The round of cyberwarfare began two and a half weeks ago when a Saudi hacker with the web nickname 0XOmar posted 15,000 Israeli credit-card numbers and passwords. 0XOmar and his allies have since posted thousands more Israeli credit details and, on Monday, attacked the websites of Israeli airline El Al and the Tel Aviv Stock Exchange, forcing them to suspend service for hours.
On Tuesday, Israeli hackers fought back when a group calling itself IDF-Team forced down the website of the Saudi Stock Exchange and other financial websites in the Gulf region. Three other groups of Israeli hackers posted online credit-card details, emails and Facebook accounts of Saudi and other Arab nations' citizens. IDF-Team posted on a web-forum: "We are not afraid to fight back" and promised that it would continue attacking Saudi and other Arab websites if the attacks on Israeli websites and users continued.
"Israel has incredible cyber capabilities," said one senior official, "but they are used to protect the defence establishment and vital national infrastructure. The government has still not realised that, in the realm of cyberwarfare, ordinary civilians who conduct their personal and financial affairs on the web are also vulnerable."
Mr Netanyahu announced last May that a special task force would be set up to co-ordinate cyber-defence efforts, but so far no budgets have been allocated. A director was appointed only a month ago and has not yet started hiring staff.

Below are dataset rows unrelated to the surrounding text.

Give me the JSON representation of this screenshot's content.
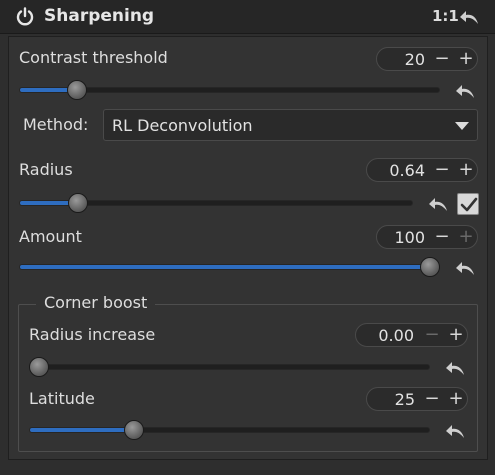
{
  "header": {
    "title": "Sharpening",
    "ratio_label": "1:1"
  },
  "contrast_threshold": {
    "label": "Contrast threshold",
    "value": "20",
    "minus": "−",
    "plus": "+",
    "slider_fraction": 0.12
  },
  "method": {
    "label": "Method:",
    "value": "RL Deconvolution"
  },
  "radius": {
    "label": "Radius",
    "value": "0.64",
    "minus": "−",
    "plus": "+",
    "slider_fraction": 0.13,
    "checkbox_checked": true
  },
  "amount": {
    "label": "Amount",
    "value": "100",
    "minus": "−",
    "plus": "+",
    "slider_fraction": 1.0
  },
  "corner_boost": {
    "title": "Corner boost",
    "radius_increase": {
      "label": "Radius increase",
      "value": "0.00",
      "minus": "−",
      "plus": "+",
      "slider_fraction": 0.0
    },
    "latitude": {
      "label": "Latitude",
      "value": "25",
      "minus": "−",
      "plus": "+",
      "slider_fraction": 0.25
    }
  },
  "colors": {
    "accent": "#2e6dc0",
    "background": "#2e2e2e"
  }
}
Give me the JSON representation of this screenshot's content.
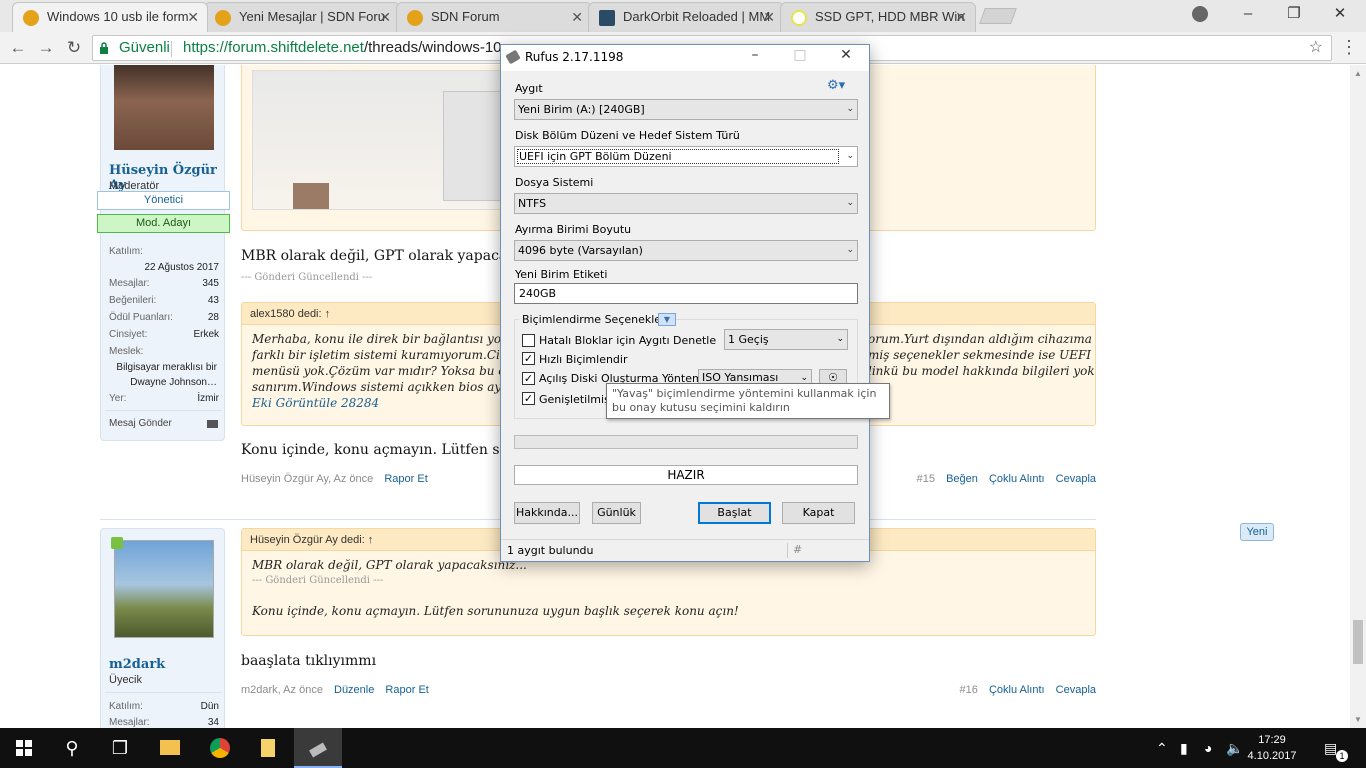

A government technology expert said: "Four different agencies are now involved in cyber-defence and this new task force is only making things more complicated. The government hasn't even decided what its responsibilities will be."